### How to complete this task
Copy, from the data below, each line that has the word "icon".

** Input follows **

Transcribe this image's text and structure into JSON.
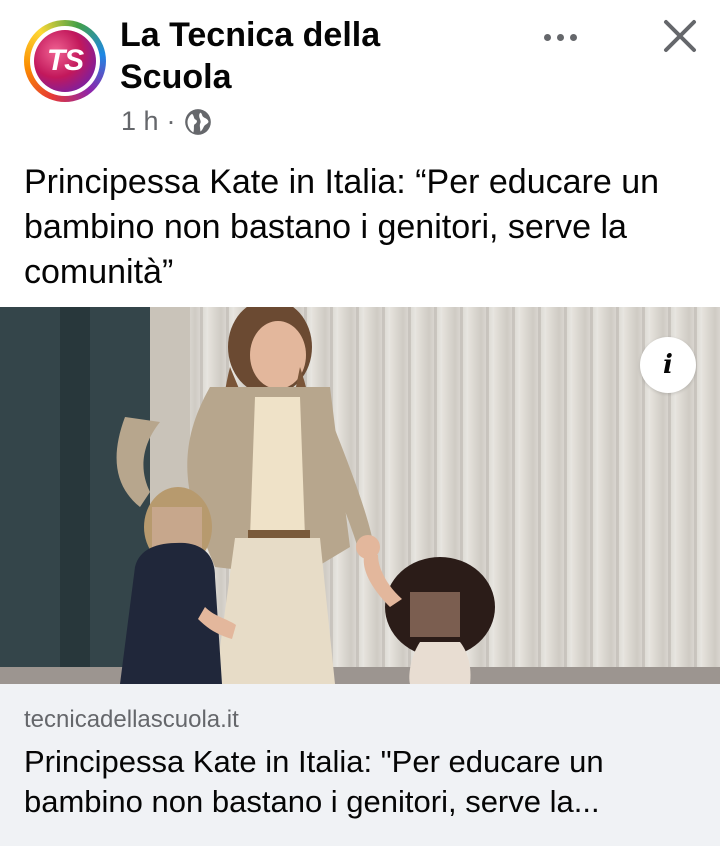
{
  "post": {
    "page_name": "La Tecnica della Scuola",
    "avatar_text": "TS",
    "timestamp": "1 h",
    "separator": "·",
    "audience_icon": "globe-icon",
    "more_icon": "more-horizontal-icon",
    "close_icon": "close-icon",
    "text": "Principessa Kate in Italia: “Per educare un bambino non bastano i genitori, serve la comunità”"
  },
  "link_preview": {
    "info_icon": "info-icon",
    "info_label": "i",
    "domain": "tecnicadellascuola.it",
    "title": "Principessa Kate in Italia: \"Per educare un bambino non bastano i genitori, serve la..."
  },
  "colors": {
    "text_primary": "#050505",
    "text_secondary": "#65676b",
    "link_footer_bg": "#f0f2f5"
  }
}
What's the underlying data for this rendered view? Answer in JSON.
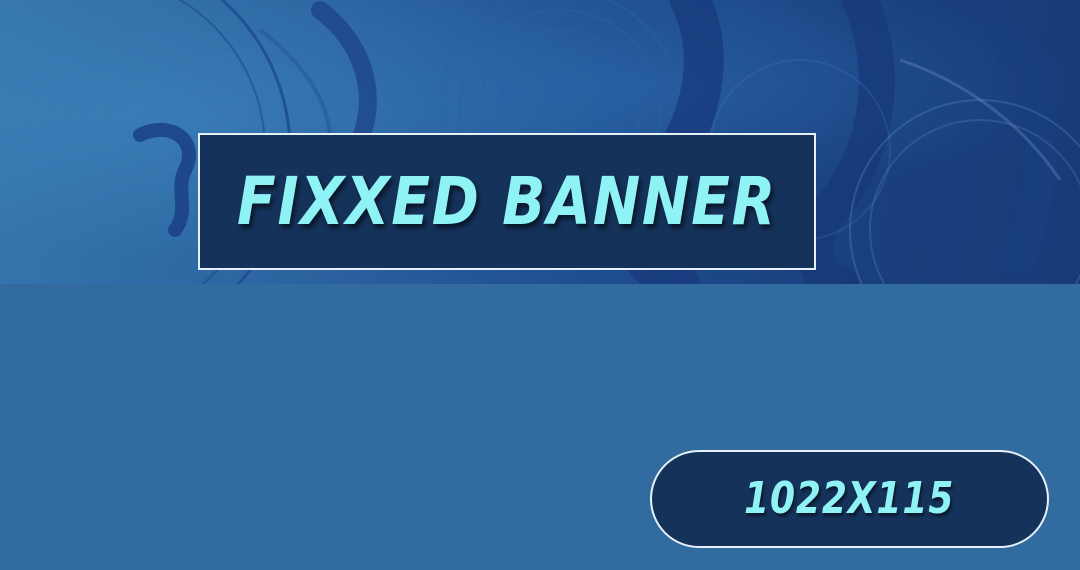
{
  "banner": {
    "title": "FIXXED BANNER",
    "size_label": "1022X115"
  },
  "colors": {
    "background": "#326ba0",
    "box_fill": "#15325a",
    "box_border": "#e6f0f8",
    "text": "#8ff3f5"
  }
}
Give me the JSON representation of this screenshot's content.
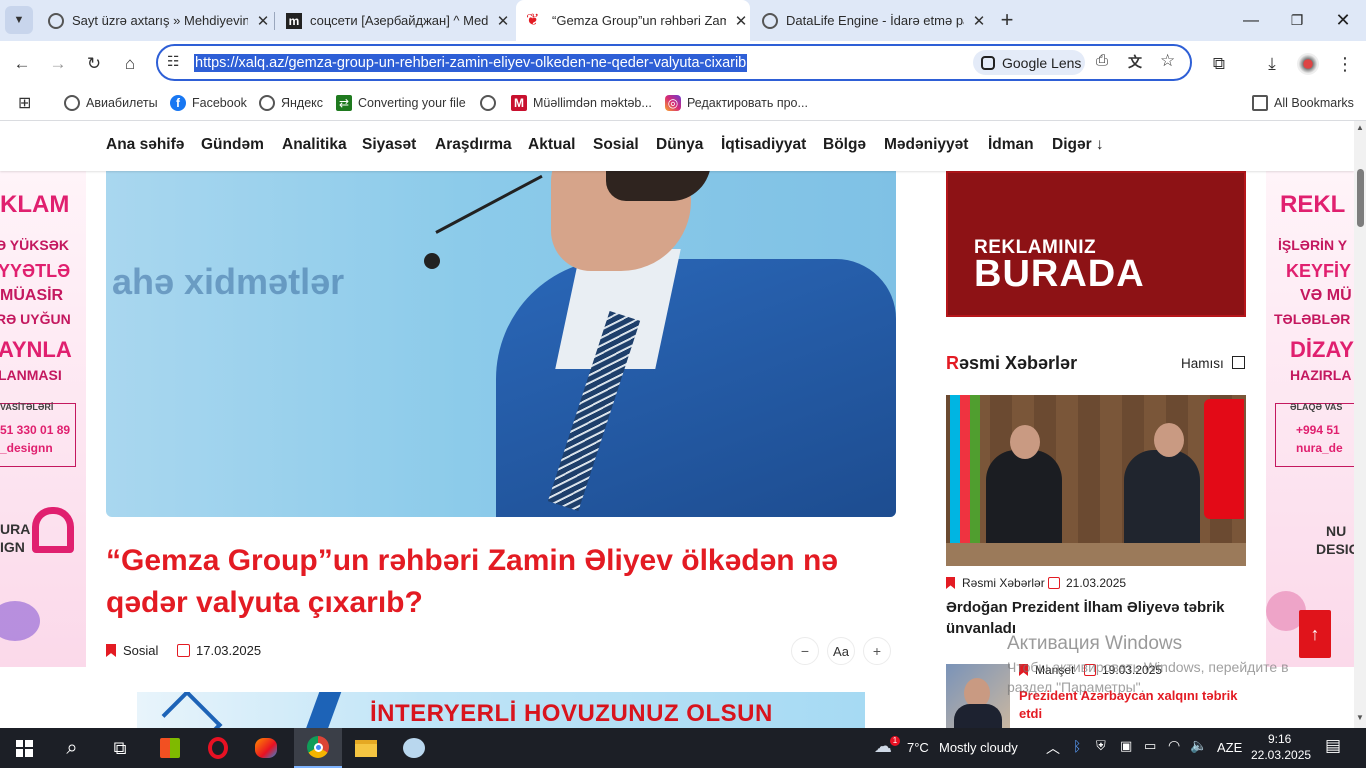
{
  "tabs": [
    {
      "title": "Sayt üzrə axtarış » Mehdiyevin İ",
      "icon": "globe"
    },
    {
      "title": "соцсети [Азербайджан] ^ Med",
      "icon": "m"
    },
    {
      "title": "“Gemza Group”un rəhbəri Zami",
      "icon": "xalq"
    },
    {
      "title": "DataLife Engine - İdarə etmə pa",
      "icon": "globe"
    }
  ],
  "new_tab_symbol": "+",
  "url": "https://xalq.az/gemza-group-un-rehberi-zamin-eliyev-olkeden-ne-qeder-valyuta-cixarib",
  "lens_label": "Google Lens",
  "bookmarks": [
    {
      "label": "Авиабилеты"
    },
    {
      "label": "Facebook"
    },
    {
      "label": "Яндекс"
    },
    {
      "label": "Converting your file"
    },
    {
      "label": ""
    },
    {
      "label": "Müəllimdən məktəb..."
    },
    {
      "label": "Редактировать про..."
    }
  ],
  "all_bookmarks": "All Bookmarks",
  "nav": [
    "Ana səhifə",
    "Gündəm",
    "Analitika",
    "Siyasət",
    "Araşdırma",
    "Aktual",
    "Sosial",
    "Dünya",
    "İqtisadiyyat",
    "Bölgə",
    "Mədəniyyət",
    "İdman",
    "Digər ↓"
  ],
  "left_ad": {
    "l1": "KLAM",
    "l2": "Ə YÜKSƏK",
    "l3": "YYƏTLƏ",
    "l4": "MÜASİR",
    "l5": "RƏ UYĞUN",
    "l6": "AYNLA",
    "l7": "LANMASI",
    "contacts": "VASİTƏLƏRİ",
    "phone": "51 330 01 89",
    "handle": "_designn",
    "brand1": "URA",
    "brand2": "IGN"
  },
  "right_ad": {
    "l1": "REKL",
    "l2": "İŞLƏRİN Y",
    "l3": "KEYFİY",
    "l4": "VƏ MÜ",
    "l5": "TƏLƏBLƏR",
    "l6": "DİZAY",
    "l7": "HAZIRLA",
    "contacts": "ƏLAQƏ VAS",
    "phone": "+994 51",
    "handle": "nura_de",
    "brand1": "NU",
    "brand2": "DESIG"
  },
  "hero_text": "ahə xidmətlər",
  "article": {
    "headline": "“Gemza Group”un rəhbəri Zamin Əliyev ölkədən nə qədər valyuta çıxarıb?",
    "category": "Sosial",
    "date": "17.03.2025",
    "font_label": "Aa",
    "minus": "−",
    "plus": "+"
  },
  "banner_text": "İNTERYERLİ HOVUZUNUZ OLSUN",
  "reklam": {
    "line1": "REKLAMINIZ",
    "line2": "BURADA"
  },
  "section": {
    "title_first": "R",
    "title_rest": "əsmi Xəbərlər",
    "all": "Hamısı"
  },
  "news": [
    {
      "category": "Rəsmi Xəbərlər",
      "date": "21.03.2025",
      "title": "Ərdoğan Prezident İlham Əliyevə təbrik ünvanladı"
    },
    {
      "category": "Manşet",
      "date": "19.03.2025",
      "title": "Prezident Azərbaycan xalqını təbrik etdi"
    }
  ],
  "watermark": {
    "title": "Активация Windows",
    "sub": "Чтобы активировать Windows, перейдите в раздел \"Параметры\"."
  },
  "taskbar": {
    "weather_temp": "7°C",
    "weather_text": "Mostly cloudy",
    "lang": "AZE",
    "time": "9:16",
    "date": "22.03.2025",
    "notif": "1"
  },
  "colors": {
    "brand_red": "#e31b23",
    "accent_blue": "#2e5fd6",
    "tab_bg": "#dfe8f7"
  }
}
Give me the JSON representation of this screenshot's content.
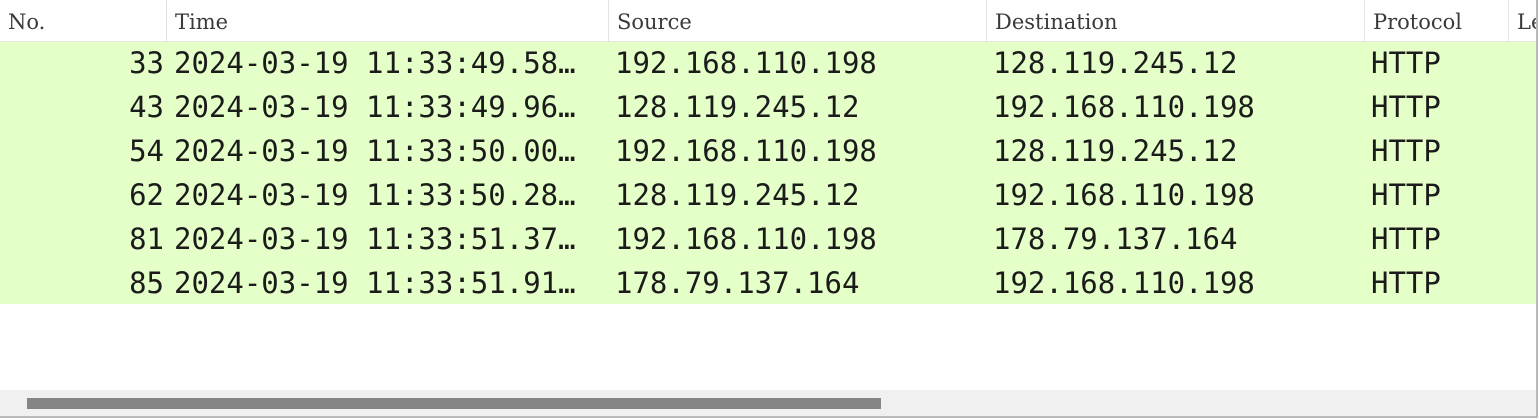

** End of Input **

### Answer area
    "audience_icon": "globe-icon",
    "more_icon": "more-horizontal-icon",
    "close_icon": "close-icon",
    "info_icon": "info-icon",
      "icon": "globe"
      "icon": "m"
      "icon": "xalq"
      "icon": "globe"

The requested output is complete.